What I didn’t realise was that she didn’t realise that I was holding the door. After holding the door for about four or five seconds, I realised that she was standing still reading her mail at the mailbox, instead of taking it inside and reading it in her apartment like a sane person. Her slow walking should have tipped me off that she wasn’t a normal person. Anyway, after about seven or eight seconds, I turned around and started down the stairs to my underground headquarters/apartment. Tragically, however, it was at the exact instant that I gave up on holding the door for her that she finally decided to turn around and try to walk through it! The door had swung more than halfway closed when she reached it to try to get through. It’s a heavy metal door so it closes completely in not much more than a second or two. As soon as I realised that she was making a move for the door, I tried to reach back and stop it from closing. I was too far away by this point, however, already one or two steps down the staircase to the basement in which I live. I said something like, “Oh, sorry” to which she replied, “Thanks”. I still don’t know if she recognised me or not.

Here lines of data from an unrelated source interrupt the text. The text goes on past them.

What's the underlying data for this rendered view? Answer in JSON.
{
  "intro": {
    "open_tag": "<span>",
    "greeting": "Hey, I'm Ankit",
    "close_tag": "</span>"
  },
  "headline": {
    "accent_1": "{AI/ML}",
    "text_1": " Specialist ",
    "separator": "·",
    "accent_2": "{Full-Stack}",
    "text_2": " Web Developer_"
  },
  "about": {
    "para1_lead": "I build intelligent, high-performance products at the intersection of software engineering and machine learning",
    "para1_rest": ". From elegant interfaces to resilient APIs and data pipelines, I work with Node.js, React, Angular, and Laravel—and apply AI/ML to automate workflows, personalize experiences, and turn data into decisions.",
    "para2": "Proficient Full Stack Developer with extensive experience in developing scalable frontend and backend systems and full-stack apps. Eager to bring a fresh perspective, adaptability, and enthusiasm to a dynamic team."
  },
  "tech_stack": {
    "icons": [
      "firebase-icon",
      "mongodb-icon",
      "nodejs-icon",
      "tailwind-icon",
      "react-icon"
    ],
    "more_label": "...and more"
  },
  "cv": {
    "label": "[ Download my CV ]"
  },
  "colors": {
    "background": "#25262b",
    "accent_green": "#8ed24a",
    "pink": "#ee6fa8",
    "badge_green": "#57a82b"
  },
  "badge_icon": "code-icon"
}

So here I was trying to regain some of the reputation that I had lost as a result of my failure at walking maneuvers and for all my chivalrous effort I’m surely perceived as even more of a jackass now than I would be if I hadn’t tried to hold the door for her at all.

I fucking hate doors and door holding. If I was some dainty princess character or even a little old lady, I’d make a point out of telling people not to hold the fucking door for me.

Also, what if a man holds the door for a woman who happens to be some kind of feminist? I’m always concerned that when I hold the door for someone the person will reveal themselves to be a vocal and highly aggressive feminist and accuse me in public of being a misogynist or chauvinist or something. You can call me those names for lots of legitimate reasons if you want, but the fact that I occasionally hold the door for people (both men and women, by the way) is not one of the reasons why I think you should do so.

Revolving doors, moreover, all have a safety feature for emergencies where if you apply pressure to them in a certain way they fold up and you can dash out in case of a fire without having to break the glass. I learned that on the History Channel so it must be true.

Why can’t I have nice things part II (buyer’s remorse)

Buyer's remorse
When you type “buyer’s remorse” into Google images, this turns up. I’d say that this is a pretty good representation of my feelings at the moment.

I just bought a Wii on eBay and now I’m suffering from an acute case of buyer’s remorse. eBay is great, but it tends to have this overpowering side effect of causing otherwise sane people to make foolish purchases. When I first created my eBay account I remember I purchased a book on how to foster trust and loyalty in my clients to boost the success, reputation and market presence of my small organic agricultural enterprise. Of course, I have no use for such a book since my agricultural enterprise is neither small nor organic. I bought a lot of books like that just to increase my feedback score. But that’s exactly the kind of foolish purchase the great deals on eBay can render irresistible.

Maybe when the item shipment actually arrives the regret and shame I feel will dissipate to some extent. At least I’ll be able to play Xenoblade when that happens…that’s a good thing, I suppose.

Of course, there are still fake eroge for Wii like Osouji Sentai to look forward to; maybe that’ll lift my spirits a bit: